Anyway the topic of today’s column is convertibility, since for reasons best known to himself Domingo Cavallo (who might have known better with his Harvard education) chose April Fool’s Day to launch peso-dollar parity back in 1991 – a proposal which would seem even more like leg-pulling nowadays. The typical April Fool hoax is either immediately met with complete disbelief or (if swallowed) the deceived recipients are quickly reminded of their innocent ingenuity (“April Fool, you!”). But convertibility would prove to be perhaps the longest April Fool ever, lasting 3,934 days until early 2002.
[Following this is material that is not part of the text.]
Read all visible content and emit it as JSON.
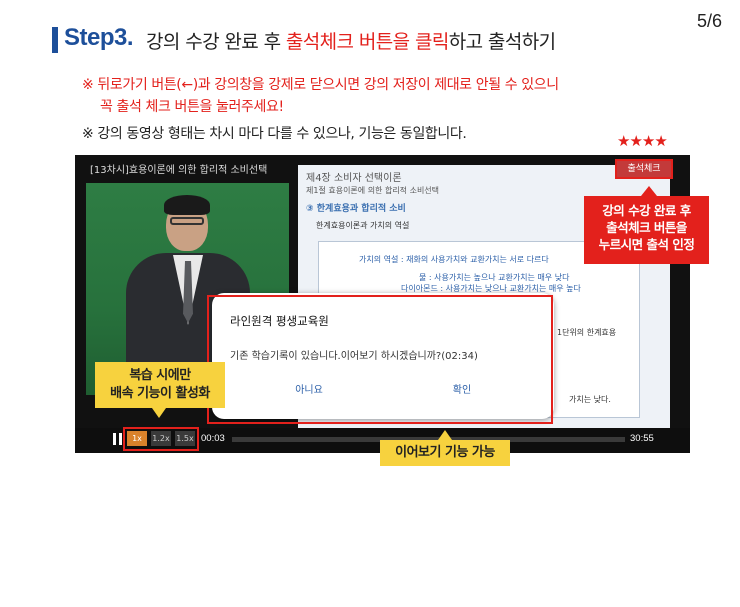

Yet it would be unfair to dismiss convertibility as an April Fool hoax (quite apart from the fact that it can be dated back to its approval by Congress on March 27, 1991). Although demonised throughout this century on the back of its disastrous end (much like the Mauricio Macri Presidency in more recent years) with the 2001-2002 meltdown, convertibility also brought some good times – four straight years of rapid growth, as well as doing the trick in bringing inflation down from 3,079 percent in 1989 to three percent in 1992 (the same annual figure surrealistically forecast for next month early this year by Economy Minister Sergio Massa). Even the best years have been criticised for taking unemployment up from seven percent to 17.5 percent in 1995 but this was the price of productivity gains from structural reforms rather than convertibility as such. Dollar-peso parity was hamstrung by fiscal indiscipline with the deficit averaging four percent of gross domestic product during the 1989-1999 Carlos Menem presidency – convertibility also had the misfortune of co-existing with the balanced budgets of Bill Clinton (with fiscal surpluses in his last four years) when ‘Reaganomics’ or the United States fiscal deficits of this decade might have been better company. But convertibility was ultimately doomed by being inextricably linked to a world currency and hence vulnerable to international turbulence – Mexico’s tequila crisis of 1995, Russia in 1997-1998 and the Brazilian maxi-devaluation of 1999 proved fatal.
Annual inflation might now be three digits and not four as in 1989 and 1990 but the yearning for something akin to convertibility is just as strong today. The highly fashionable libertarian economist Javier Milei has proposed simple dollarisation (sustained by Ecuador for almost quarter of a century) without convincing most of his colleagues how you can dollarise without dollars – he has proposed swapping off government bonds against Leliqs but do two wrongs make a right? Even with President Alberto Fernández cosying up to his US host Joe Biden in the White House last Wednesday, the government does not contemplate going down that road, especially after demonising convertibility nineteen to the dozen for so long – instead, buoyed by Lula’s return to the presidency, they have floated monetary unification with Brazil. While rubbished as “a horrible plan” even by such a friendly economist as the 2008 Nobel Prize winner Paul Krugman (no accident that his surname begins with a K), the proposal has been bizarrely applauded by the hawkish opposition deputy Fernando Iglesias, who finds merit in binding Argentina to the macro-economic stability of a larger but symmetrical commodity-based economy like Brazil. But the euro experience has also shown that monetary unification entails long years of harmonising macroeconomic coordinators.
Instead of long years the government has a few frantic months as it attempts to coast through to the August primaries, the October elections and the inauguration of a new president in December – only if it fails to keep afloat and hyperinflation runs riot can any drastic currency reform be expected. Since any new government may have to hit the ground running after taking office on December 10, we should not rule out the 21st century version of a convertibility plan launched on an April Fool’s Day starting life on December 28 – Día de los Inocentes.